4.1.1 The Doppler effect
The laser-Doppler anemometer, invented in 1964 by Yeh and Cummins, is a tool that allows the measurement of the velocity of a particle from the difference in frequency between the light that strikes the moving particle and that is scattered and seen by an observer (Doppler effect).
Consider a particle that moves with speed U and is hit by a laser beam of wavelength 10 and frequency f0 = c/10 (Figure 4.8). Denote with e the unit vector corresponding to the direction of propagation of the incident beam. The light is scattered by the particle in all directions (Figure 4.1). Consider the light scattered along the unit vector es, the frequency of this radiation is fs and the wavelength 1s, the Doppler effect is the difference in frequency fS – f0.
The speed of the wave fronts of the incident beam with respect to the particle is
thus, the frequency with which the wave fronts are intercepted by the particle is:
Schematic representation of the Doppler effect
The light re-emitted by the particle has the frequency f and the wavelength A _ c/f. A fixed observer, who receives the light scattered in the direction es, will intercept the wave fronts with the frequency:
From Equation (4.2), taking account of Equation (4.1):
Since 1S И l, then A A = A):
f _ fo +-y–ei)
The difference in frequency due to the Doppler effect is thus equal to
fD _ fs – fo _ U• ( – A) (4.3)
Recalling the meaning of the difference of two unit vectors, Equation (4.3) can be interpreted by saying that the detected Doppler frequency is proportional to the velocity component in the direction normal to the bisector of the angle в formed by the laser beam with the direction of observation:
r 0 • (вЛ Ucosy
fD _ 2s’“ll)— (4’4)
where у is the angle, unknown, formed by the velocity vector with the normal to the bisector of the angle в.
The benefits for an instrument which works on this principle are many:

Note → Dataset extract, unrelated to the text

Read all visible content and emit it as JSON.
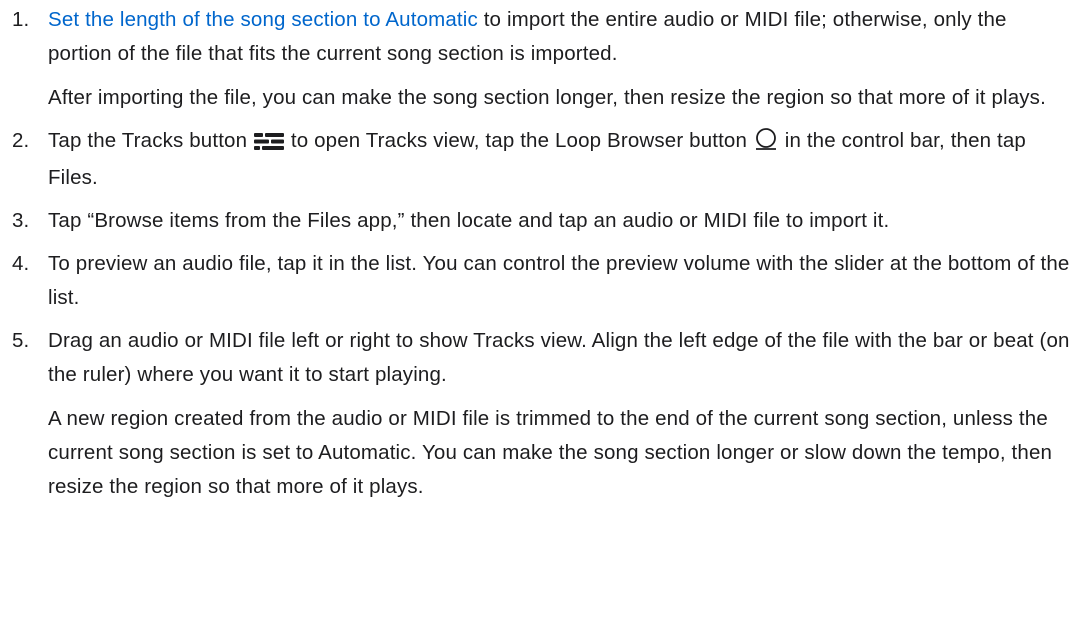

■ It requires no calibration.
■ Measurements are made without disturbing the flow.
■ A velocity component can be measured in any desired direction (in the case of 2-D and 3-D flow fields, the resultant velocity vector can be obtained by, respectively, two or three measured components).
If the flow is turbulent, it is necessary to measure the speed of a large number, n, of particles and report its statistical distribution (Figure 4.9), it is possible to obtain the average velocity, Ucosy and the turbulence intensity, Tu, by calculating:
To measure a velocity component of a particle irradiated with a laser of known frequency, it should be sufficient to measure the frequency of the scattered light: this procedure is unfortunately impossible because it would be necessary to measure the effects on the frequency produced by the velocity of the particle (order 101 – r – 102 m/s) with respect to the speed of light (order 108 m/s) and so the measure would require
Number of Events
a tool with a sensitivity of 10-6 – r – 10-7. The LDA must therefore rely upon a system able to measure the Doppler frequency, fD directly. This can be done by overlapping two electromagnetic waves with electric vectors
E = E (cos a + isin a1) E2 = E2 (cos a2 + isin a2)
where a = 2nft = 2’nct = 2n^ and I is the optical path; by indicating
Я Я ’
the intensity of waves with/1 = E and I2 = E^the intensity IU2 of the resulting wave is:
I1+2 = I1 + I2 + 2//"/~cos(a2 – a1) (4.5)
The resultant light intensity is thus composed of a continuous part and an alternative part that is proportional to the difference of the frequencies of the incident rays, linked in some way to the speed of the particle, in the case of LDA.